Climbing Borlotti

Whilst many vegetables could be considered attractive to look at, one or two could be considered works of art. Turks Turban is one and borlotti beans another. These Italian beans have pink and white splashed outer pods hiding several rich creamy white beans with a Jackson Pollock of purple, pink or red splashes. They are a beautiful as well as being an easy to grow and delicious addition to your allotment.

When you harvest, the pods should be completely dried out. Remove the bean seeds from the pods and you might want to give them some additional hour in a dehydrator or an oven on its lowest setting with the door ajar just to make sure they are dried out. Then store in an air tight container where they will keep for at least a year.

Raw beans can be toxic so make sure you follow the instructions below.

In the kitchen

Use borlotti in hearty soups and stews and as a replacement for haricot in the French classic cassoulet. You can also use them as a side dish or as part of a salad, cooked with some herbs (rosemary and winter or summer savoury are ideal), some garlic and olive oil. They will loose most of their lovely colouring when cooked.

To cook dried beans, cover the beans in double their weight in water and soak for at least seven hours.

Discard the water and place in a heavy bottomed pan with double their volume of water. Bring to the boil and boil for ten minutes.

Cover and simmer on the hob or in an oven heated to about 160 degrees C for roughly an hour until the beans are soft. If using a pressure cooker follow your appliance instructions. Add the fully cooked beans to your chosen dish at the end of cooking or follow the recipe.

Do not be tempted to eat undercooked beans of any sort as they can be toxic.
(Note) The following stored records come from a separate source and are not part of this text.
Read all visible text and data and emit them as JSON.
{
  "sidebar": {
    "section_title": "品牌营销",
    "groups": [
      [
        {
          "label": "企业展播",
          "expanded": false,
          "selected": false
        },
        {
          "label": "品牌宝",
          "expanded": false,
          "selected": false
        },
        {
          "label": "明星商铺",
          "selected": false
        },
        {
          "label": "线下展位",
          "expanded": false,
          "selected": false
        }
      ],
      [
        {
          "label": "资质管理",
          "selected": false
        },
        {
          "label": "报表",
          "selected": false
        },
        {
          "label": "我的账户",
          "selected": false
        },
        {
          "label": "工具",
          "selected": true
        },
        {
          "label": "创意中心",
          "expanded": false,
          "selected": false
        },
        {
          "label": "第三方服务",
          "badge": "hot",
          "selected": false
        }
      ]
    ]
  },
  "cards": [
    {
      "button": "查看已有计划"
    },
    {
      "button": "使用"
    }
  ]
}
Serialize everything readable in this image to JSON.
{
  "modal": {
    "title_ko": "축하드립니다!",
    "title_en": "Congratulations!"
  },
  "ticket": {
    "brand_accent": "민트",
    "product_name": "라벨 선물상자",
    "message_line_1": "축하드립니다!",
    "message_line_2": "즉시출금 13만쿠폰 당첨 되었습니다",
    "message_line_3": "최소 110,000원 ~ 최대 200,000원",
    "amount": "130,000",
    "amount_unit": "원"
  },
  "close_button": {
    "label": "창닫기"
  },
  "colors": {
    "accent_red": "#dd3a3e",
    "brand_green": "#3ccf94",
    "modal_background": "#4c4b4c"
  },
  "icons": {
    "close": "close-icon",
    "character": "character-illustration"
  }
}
Do not cook dried beans in a slow cooker as the temperature is insufficient to destroy the toxins.

Plant health & Yield

Borlotti are easy to grow in the UK and don’t suffer much from pests or disease although slugs may target young plants and black fly may be a problem in bad summers. Pinch out and destroy any affected tips.

8 plants yields about 500g of dried beans.

Suppliers

Thompson and Morgan

Organic Gardening Catalogue

Marshall’s

Mr Fothergills

Growing

Sow indoors no more than three weeks before the last frost, 5 cm deep in root trainers or a 9cm pot. Once all risk of frost has passed, harden off the beans by placing outside during the day and bringing in at night or placing in a cold frame and lifting the lid during the day. Repeat for a week. Plant out, 15cm apart and 60cm between rows.

Alternatively sow directly in mid May.

They will need a trellis or other support up to two metres high. You will need to tie them to the support at first but after that they should climb up themselves.

Remove the tips once the beans have reached the top of the support. Keep well watered and in July mulch with compost.